Still, the SoFi data uncovered some intriguing nuggets. In particular, despite glowing employment reports boasting higher starting pay, MBA salaries actually declined over the previous year at 14 of the 19 top MBA programs that SoFi segmented last year. For example, Stanford grads saw pay plunge from $177,590 to $160,916 over last year’s stats. You’ll also find smaller, though no less significant, losses at Wharton (-$10,543), MIT Sloan (-$10,336), Columbia (-$9,584), and Harvard (-$8,447). One theory: due to their loans, SoFi clients likely include those graduates who paid a higher sticker price, an indication that they may not be as attractive to employers as more accomplished peers who landed better financial aid packages. Another theory: sign on bonuses artificially inflate compensation in the first year. As noted earlier, SoFi’s data represents a relative subset of each program’s full-time MBA population. This sample size makes the data vulnerable to individuals who fall outside the mean.

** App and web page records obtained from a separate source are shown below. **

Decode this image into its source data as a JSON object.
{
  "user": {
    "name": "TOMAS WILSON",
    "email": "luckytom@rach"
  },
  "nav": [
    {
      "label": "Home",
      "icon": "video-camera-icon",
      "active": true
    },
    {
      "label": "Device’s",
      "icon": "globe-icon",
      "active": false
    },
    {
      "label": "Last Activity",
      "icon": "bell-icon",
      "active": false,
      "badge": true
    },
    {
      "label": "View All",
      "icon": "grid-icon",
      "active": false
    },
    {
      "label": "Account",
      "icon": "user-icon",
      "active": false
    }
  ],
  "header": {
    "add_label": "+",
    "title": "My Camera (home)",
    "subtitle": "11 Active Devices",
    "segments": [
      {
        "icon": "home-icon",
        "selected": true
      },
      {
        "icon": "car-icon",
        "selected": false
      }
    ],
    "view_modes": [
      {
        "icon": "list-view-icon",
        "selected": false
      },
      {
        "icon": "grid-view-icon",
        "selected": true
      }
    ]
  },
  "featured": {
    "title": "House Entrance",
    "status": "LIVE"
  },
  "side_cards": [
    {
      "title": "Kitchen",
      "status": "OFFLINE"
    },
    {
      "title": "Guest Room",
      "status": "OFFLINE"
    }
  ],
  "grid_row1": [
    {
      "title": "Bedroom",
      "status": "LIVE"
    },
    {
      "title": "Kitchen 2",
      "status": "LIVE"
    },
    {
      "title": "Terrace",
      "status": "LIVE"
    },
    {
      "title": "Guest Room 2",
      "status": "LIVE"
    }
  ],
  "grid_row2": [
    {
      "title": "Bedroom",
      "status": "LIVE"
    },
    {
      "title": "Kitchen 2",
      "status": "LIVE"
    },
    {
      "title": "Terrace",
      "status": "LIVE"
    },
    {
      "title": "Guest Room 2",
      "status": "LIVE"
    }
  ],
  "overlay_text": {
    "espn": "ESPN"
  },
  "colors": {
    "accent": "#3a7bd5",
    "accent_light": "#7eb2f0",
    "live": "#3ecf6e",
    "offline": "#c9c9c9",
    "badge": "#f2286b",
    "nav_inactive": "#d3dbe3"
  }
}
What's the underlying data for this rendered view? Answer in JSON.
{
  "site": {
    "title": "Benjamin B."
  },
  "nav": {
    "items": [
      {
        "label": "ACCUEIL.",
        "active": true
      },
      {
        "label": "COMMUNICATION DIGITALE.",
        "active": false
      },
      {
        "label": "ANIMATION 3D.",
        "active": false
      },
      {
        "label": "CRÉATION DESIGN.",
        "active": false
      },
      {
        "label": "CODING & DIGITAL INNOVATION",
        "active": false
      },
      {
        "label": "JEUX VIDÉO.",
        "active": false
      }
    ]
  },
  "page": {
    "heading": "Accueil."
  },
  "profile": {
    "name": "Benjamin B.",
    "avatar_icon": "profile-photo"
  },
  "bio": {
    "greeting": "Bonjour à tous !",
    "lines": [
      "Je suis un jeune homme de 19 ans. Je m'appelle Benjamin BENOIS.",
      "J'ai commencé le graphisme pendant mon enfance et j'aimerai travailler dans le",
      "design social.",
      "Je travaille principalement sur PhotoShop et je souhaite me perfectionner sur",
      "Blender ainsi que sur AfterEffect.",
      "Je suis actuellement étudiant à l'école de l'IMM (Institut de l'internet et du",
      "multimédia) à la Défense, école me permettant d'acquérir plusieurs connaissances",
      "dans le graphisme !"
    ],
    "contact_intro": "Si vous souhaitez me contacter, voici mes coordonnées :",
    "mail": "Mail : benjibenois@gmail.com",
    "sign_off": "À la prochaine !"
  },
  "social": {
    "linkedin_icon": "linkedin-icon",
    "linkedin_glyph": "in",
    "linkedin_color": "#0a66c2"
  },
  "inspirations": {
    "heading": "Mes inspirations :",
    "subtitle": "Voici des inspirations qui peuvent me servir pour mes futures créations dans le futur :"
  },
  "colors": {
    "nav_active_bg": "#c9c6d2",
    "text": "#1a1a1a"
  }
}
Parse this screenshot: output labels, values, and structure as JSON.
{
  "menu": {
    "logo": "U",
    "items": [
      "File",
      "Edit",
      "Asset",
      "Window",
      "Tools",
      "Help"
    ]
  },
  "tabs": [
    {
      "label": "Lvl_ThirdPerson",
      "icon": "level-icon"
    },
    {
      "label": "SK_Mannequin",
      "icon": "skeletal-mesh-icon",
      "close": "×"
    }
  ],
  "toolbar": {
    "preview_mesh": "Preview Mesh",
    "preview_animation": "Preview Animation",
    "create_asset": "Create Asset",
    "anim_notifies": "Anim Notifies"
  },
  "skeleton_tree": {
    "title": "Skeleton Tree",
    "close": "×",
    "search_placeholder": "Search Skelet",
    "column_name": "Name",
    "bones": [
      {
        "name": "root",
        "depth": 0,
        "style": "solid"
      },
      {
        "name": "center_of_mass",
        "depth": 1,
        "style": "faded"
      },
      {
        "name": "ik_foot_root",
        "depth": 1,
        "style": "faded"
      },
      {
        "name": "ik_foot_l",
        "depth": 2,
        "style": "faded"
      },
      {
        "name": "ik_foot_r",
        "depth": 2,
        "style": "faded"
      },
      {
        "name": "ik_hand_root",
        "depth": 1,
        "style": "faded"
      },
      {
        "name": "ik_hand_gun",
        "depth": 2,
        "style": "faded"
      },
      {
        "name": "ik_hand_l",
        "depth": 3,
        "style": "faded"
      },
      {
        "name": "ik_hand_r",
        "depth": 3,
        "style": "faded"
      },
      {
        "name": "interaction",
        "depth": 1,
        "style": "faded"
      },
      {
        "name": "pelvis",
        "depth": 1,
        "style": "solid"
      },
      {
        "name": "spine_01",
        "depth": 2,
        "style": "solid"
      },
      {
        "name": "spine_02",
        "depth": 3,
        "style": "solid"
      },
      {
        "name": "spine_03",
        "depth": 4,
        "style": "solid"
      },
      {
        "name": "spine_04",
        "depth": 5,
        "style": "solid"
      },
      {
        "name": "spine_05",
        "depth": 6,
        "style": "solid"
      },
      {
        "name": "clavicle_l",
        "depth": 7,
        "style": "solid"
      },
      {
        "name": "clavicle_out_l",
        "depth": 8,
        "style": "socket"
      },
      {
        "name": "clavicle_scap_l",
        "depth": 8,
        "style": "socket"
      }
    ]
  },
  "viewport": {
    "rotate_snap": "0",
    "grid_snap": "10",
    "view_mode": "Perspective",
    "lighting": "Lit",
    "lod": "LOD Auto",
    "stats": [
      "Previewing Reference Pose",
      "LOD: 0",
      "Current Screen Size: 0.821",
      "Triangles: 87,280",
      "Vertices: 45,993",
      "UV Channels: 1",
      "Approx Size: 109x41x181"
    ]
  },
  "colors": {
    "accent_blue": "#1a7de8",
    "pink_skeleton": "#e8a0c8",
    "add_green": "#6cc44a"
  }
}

Go to next page to see how 2016 MBA debt data compares to 2015 numbers.